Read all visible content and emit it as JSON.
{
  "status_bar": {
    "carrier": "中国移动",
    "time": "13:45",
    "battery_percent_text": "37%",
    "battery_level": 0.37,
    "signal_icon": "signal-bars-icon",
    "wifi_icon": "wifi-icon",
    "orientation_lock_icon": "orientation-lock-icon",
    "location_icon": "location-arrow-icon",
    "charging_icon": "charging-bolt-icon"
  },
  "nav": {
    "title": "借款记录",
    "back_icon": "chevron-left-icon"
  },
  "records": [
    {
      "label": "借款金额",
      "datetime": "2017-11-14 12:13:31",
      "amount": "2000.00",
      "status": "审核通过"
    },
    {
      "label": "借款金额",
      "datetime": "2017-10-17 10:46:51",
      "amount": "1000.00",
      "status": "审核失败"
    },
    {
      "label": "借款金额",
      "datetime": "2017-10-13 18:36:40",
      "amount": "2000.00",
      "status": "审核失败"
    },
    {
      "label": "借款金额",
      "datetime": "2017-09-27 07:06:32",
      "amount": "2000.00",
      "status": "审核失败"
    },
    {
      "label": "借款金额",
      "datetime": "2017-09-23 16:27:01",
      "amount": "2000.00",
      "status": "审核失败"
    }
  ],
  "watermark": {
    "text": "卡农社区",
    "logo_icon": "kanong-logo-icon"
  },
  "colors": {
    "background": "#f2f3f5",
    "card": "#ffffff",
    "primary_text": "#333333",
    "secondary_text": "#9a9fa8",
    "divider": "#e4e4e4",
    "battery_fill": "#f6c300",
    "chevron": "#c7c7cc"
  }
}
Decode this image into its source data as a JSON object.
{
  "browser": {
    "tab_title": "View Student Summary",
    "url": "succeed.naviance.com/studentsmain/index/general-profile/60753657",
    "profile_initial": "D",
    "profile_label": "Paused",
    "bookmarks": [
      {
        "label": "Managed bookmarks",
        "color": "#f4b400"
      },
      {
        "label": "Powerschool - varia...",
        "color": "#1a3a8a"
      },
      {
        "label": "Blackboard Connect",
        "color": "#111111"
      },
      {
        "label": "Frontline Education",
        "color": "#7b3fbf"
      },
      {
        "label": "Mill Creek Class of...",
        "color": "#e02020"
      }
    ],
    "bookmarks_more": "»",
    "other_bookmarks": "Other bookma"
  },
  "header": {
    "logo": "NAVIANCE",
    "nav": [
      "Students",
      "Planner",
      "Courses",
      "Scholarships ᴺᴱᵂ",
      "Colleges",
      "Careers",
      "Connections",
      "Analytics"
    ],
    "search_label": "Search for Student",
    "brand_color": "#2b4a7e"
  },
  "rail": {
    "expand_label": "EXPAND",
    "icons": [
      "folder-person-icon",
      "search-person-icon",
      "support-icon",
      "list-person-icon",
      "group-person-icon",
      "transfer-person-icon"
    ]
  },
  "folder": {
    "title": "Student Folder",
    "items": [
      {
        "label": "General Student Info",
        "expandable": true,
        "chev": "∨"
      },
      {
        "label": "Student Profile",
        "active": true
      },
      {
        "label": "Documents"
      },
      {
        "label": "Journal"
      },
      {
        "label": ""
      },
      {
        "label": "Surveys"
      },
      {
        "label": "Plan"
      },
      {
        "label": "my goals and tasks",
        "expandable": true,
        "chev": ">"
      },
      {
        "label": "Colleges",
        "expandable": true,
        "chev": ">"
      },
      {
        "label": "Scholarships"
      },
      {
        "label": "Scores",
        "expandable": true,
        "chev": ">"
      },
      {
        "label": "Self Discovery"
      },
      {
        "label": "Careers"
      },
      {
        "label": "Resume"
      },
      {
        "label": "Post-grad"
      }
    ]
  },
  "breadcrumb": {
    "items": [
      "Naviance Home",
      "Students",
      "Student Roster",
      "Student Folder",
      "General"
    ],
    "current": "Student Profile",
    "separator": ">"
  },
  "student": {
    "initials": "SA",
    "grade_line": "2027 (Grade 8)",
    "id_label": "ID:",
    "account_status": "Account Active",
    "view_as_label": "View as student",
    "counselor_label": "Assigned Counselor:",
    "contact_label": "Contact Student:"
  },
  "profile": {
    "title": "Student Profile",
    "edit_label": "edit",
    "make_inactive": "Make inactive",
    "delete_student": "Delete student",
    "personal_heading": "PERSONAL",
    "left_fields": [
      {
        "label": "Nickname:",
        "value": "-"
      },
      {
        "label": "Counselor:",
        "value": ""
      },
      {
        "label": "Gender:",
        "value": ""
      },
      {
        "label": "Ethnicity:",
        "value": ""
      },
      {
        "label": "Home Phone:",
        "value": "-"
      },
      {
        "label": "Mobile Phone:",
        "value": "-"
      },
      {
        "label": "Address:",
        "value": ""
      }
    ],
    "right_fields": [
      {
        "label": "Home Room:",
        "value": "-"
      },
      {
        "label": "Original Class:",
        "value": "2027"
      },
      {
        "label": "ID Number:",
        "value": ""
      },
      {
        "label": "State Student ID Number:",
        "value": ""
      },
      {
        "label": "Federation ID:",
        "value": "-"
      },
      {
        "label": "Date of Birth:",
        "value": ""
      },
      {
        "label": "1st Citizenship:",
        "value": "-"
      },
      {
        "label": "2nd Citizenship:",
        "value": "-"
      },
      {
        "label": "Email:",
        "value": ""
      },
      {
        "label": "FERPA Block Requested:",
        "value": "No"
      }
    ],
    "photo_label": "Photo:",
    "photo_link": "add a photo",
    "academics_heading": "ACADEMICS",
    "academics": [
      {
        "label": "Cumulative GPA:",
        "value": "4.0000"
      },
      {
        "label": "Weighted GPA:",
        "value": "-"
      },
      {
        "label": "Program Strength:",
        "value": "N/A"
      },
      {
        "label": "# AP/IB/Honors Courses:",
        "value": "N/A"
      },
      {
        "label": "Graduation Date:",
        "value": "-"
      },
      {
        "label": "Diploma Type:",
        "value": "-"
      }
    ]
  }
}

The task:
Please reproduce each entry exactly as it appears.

Written solution:
Read all visible content and emit it as JSON.
{
  "status_bar": {
    "carrier": "中国移动",
    "time": "13:45",
    "battery_percent_text": "37%",
    "battery_level": 0.37,
    "signal_icon": "signal-bars-icon",
    "wifi_icon": "wifi-icon",
    "orientation_lock_icon": "orientation-lock-icon",
    "location_icon": "location-arrow-icon",
    "charging_icon": "charging-bolt-icon"
  },
  "nav": {
    "title": "借款记录",
    "back_icon": "chevron-left-icon"
  },
  "records": [
    {
      "label": "借款金额",
      "datetime": "2017-11-14 12:13:31",
      "amount": "2000.00",
      "status": "审核通过"
    },
    {
      "label": "借款金额",
      "datetime": "2017-10-17 10:46:51",
      "amount": "1000.00",
      "status": "审核失败"
    },
    {
      "label": "借款金额",
      "datetime": "2017-10-13 18:36:40",
      "amount": "2000.00",
      "status": "审核失败"
    },
    {
      "label": "借款金额",
      "datetime": "2017-09-27 07:06:32",
      "amount": "2000.00",
      "status": "审核失败"
    },
    {
      "label": "借款金额",
      "datetime": "2017-09-23 16:27:01",
      "amount": "2000.00",
      "status": "审核失败"
    }
  ],
  "watermark": {
    "text": "卡农社区",
    "logo_icon": "kanong-logo-icon"
  },
  "colors": {
    "background": "#f2f3f5",
    "card": "#ffffff",
    "primary_text": "#333333",
    "secondary_text": "#9a9fa8",
    "divider": "#e4e4e4",
    "battery_fill": "#f6c300",
    "chevron": "#c7c7cc"
  }
}
Decode this image into its source data as a JSON object.
{
  "browser": {
    "tab_title": "View Student Summary",
    "url": "succeed.naviance.com/studentsmain/index/general-profile/60753657",
    "profile_initial": "D",
    "profile_label": "Paused",
    "bookmarks": [
      {
        "label": "Managed bookmarks",
        "color": "#f4b400"
      },
      {
        "label": "Powerschool - varia...",
        "color": "#1a3a8a"
      },
      {
        "label": "Blackboard Connect",
        "color": "#111111"
      },
      {
        "label": "Frontline Education",
        "color": "#7b3fbf"
      },
      {
        "label": "Mill Creek Class of...",
        "color": "#e02020"
      }
    ],
    "bookmarks_more": "»",
    "other_bookmarks": "Other bookma"
  },
  "header": {
    "logo": "NAVIANCE",
    "nav": [
      "Students",
      "Planner",
      "Courses",
      "Scholarships ᴺᴱᵂ",
      "Colleges",
      "Careers",
      "Connections",
      "Analytics"
    ],
    "search_label": "Search for Student",
    "brand_color": "#2b4a7e"
  },
  "rail": {
    "expand_label": "EXPAND",
    "icons": [
      "folder-person-icon",
      "search-person-icon",
      "support-icon",
      "list-person-icon",
      "group-person-icon",
      "transfer-person-icon"
    ]
  },
  "folder": {
    "title": "Student Folder",
    "items": [
      {
        "label": "General Student Info",
        "expandable": true,
        "chev": "∨"
      },
      {
        "label": "Student Profile",
        "active": true
      },
      {
        "label": "Documents"
      },
      {
        "label": "Journal"
      },
      {
        "label": ""
      },
      {
        "label": "Surveys"
      },
      {
        "label": "Plan"
      },
      {
        "label": "my goals and tasks",
        "expandable": true,
        "chev": ">"
      },
      {
        "label": "Colleges",
        "expandable": true,
        "chev": ">"
      },
      {
        "label": "Scholarships"
      },
      {
        "label": "Scores",
        "expandable": true,
        "chev": ">"
      },
      {
        "label": "Self Discovery"
      },
      {
        "label": "Careers"
      },
      {
        "label": "Resume"
      },
      {
        "label": "Post-grad"
      }
    ]
  },
  "breadcrumb": {
    "items": [
      "Naviance Home",
      "Students",
      "Student Roster",
      "Student Folder",
      "General"
    ],
    "current": "Student Profile",
    "separator": ">"
  },
  "student": {
    "initials": "SA",
    "grade_line": "2027 (Grade 8)",
    "id_label": "ID:",
    "account_status": "Account Active",
    "view_as_label": "View as student",
    "counselor_label": "Assigned Counselor:",
    "contact_label": "Contact Student:"
  },
  "profile": {
    "title": "Student Profile",
    "edit_label": "edit",
    "make_inactive": "Make inactive",
    "delete_student": "Delete student",
    "personal_heading": "PERSONAL",
    "left_fields": [
      {
        "label": "Nickname:",
        "value": "-"
      },
      {
        "label": "Counselor:",
        "value": ""
      },
      {
        "label": "Gender:",
        "value": ""
      },
      {
        "label": "Ethnicity:",
        "value": ""
      },
      {
        "label": "Home Phone:",
        "value": "-"
      },
      {
        "label": "Mobile Phone:",
        "value": "-"
      },
      {
        "label": "Address:",
        "value": ""
      }
    ],
    "right_fields": [
      {
        "label": "Home Room:",
        "value": "-"
      },
      {
        "label": "Original Class:",
        "value": "2027"
      },
      {
        "label": "ID Number:",
        "value": ""
      },
      {
        "label": "State Student ID Number:",
        "value": ""
      },
      {
        "label": "Federation ID:",
        "value": "-"
      },
      {
        "label": "Date of Birth:",
        "value": ""
      },
      {
        "label": "1st Citizenship:",
        "value": "-"
      },
      {
        "label": "2nd Citizenship:",
        "value": "-"
      },
      {
        "label": "Email:",
        "value": ""
      },
      {
        "label": "FERPA Block Requested:",
        "value": "No"
      }
    ],
    "photo_label": "Photo:",
    "photo_link": "add a photo",
    "academics_heading": "ACADEMICS",
    "academics": [
      {
        "label": "Cumulative GPA:",
        "value": "4.0000"
      },
      {
        "label": "Weighted GPA:",
        "value": "-"
      },
      {
        "label": "Program Strength:",
        "value": "N/A"
      },
      {
        "label": "# AP/IB/Honors Courses:",
        "value": "N/A"
      },
      {
        "label": "Graduation Date:",
        "value": "-"
      },
      {
        "label": "Diploma Type:",
        "value": "-"
      }
    ]
  }
}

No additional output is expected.